Dear Catalog CEOs:
Have you had an opportunity to view this "infographic", as the kids call 'em?
The graph illustrates how music spread and evolved over the course of a century. Pay close attention to what happens after 1980 ... everything accelerates, music is influenced by different continents and different genres.
The pundits will tell you that this is the reason you have to be "multichannel" ... they want you to "do everything". If you don't "do everything", you won't reach your "target" customer. Then, the pundits tell you something like ... "in these challenging economic times, brands that don't relate to today's sophisticated shopper across all channels do so at their own peril".

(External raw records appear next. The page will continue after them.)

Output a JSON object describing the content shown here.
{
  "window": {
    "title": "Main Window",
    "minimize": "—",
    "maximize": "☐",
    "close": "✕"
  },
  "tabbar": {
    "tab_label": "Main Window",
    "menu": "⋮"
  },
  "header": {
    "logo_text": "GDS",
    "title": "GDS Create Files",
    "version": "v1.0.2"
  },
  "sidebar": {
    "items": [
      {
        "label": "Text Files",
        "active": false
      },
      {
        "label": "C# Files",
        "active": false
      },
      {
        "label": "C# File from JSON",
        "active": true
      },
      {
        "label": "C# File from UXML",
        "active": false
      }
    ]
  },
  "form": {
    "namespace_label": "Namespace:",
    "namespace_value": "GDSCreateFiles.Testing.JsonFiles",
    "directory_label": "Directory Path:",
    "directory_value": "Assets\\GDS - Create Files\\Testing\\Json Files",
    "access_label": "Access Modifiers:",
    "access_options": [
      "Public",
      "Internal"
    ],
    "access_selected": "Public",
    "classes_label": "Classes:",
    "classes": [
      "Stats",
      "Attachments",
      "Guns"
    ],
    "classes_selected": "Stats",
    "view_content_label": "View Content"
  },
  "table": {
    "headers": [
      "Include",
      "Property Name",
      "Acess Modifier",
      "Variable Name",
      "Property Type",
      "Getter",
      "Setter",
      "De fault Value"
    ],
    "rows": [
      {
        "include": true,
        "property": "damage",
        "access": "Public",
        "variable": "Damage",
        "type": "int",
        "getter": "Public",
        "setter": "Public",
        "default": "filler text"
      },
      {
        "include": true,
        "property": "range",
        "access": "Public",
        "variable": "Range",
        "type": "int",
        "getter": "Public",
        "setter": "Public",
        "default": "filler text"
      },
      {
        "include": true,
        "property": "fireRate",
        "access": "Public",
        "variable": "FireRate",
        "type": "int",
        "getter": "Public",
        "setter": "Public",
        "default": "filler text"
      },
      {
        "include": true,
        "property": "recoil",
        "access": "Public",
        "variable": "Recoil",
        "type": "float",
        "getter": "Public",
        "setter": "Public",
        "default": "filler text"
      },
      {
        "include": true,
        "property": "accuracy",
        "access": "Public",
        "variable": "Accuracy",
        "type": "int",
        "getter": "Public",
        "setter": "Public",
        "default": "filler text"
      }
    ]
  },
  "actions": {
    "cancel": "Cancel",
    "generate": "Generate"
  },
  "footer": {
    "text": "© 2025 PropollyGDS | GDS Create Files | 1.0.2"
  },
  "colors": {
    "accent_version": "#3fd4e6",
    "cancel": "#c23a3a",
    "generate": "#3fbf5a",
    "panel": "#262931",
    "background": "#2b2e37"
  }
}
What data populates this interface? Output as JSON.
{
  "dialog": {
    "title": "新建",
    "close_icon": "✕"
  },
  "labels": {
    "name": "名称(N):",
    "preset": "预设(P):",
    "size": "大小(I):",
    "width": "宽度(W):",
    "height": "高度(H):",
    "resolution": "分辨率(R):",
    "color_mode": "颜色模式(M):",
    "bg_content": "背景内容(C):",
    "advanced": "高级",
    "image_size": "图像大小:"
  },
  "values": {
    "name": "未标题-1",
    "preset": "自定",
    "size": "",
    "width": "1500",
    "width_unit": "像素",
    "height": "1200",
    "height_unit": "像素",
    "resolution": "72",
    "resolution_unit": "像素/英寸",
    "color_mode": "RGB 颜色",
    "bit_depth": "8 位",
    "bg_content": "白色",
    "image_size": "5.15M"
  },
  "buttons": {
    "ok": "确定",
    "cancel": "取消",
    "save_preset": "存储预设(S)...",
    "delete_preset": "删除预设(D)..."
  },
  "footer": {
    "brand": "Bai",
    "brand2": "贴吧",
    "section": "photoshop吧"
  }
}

At their own peril?!
The infographic represents the kind of marketing environment we deal with. We have to figure out where we reside in the ecosystem. We don't have to do everything. In the infographic, "rock and roll" just kind of ends ... there isn't a logical connection from "rock and roll" to, say, "synth pop", is there?
Nor is there a logical connection from "catalogs" to "Twitter". We're told there is a logical connection, but there isn't. All sorts of people figure out how to use Twitter to grow business. Not many companies figure out how to connect catalog marketing and Twitter.
Every day that we try to chase channels, trying to "do everything", is an additional day that we failed to focus on merchandise productivity. We're better off figuring out where we reside in the ecosystem, then capitalizing on our place in the ecosystem. There's nothing wrong with growing a business on Twitter, assuming a scalable business can be grown on Twitter. There is something fundamentally wrong with assuming one can connect the past to a version of the future.
This is maybe a year old, +/-, and is worth a year of consideration if you sell apparel: https://www.bloomberg.com/graphics/2018-death-o...
Look at the first four rows of our life table (values of 0/1/2/3). These are the first 12-15 weeks after a customer buys for the firs...
If you don't like geeky math, please skip this post, because I am about to show you how the sausage is made! I have eight variables in...
You probably run Life Tables for your customer file, right? Right? They've been around forever ( click here for a reference f...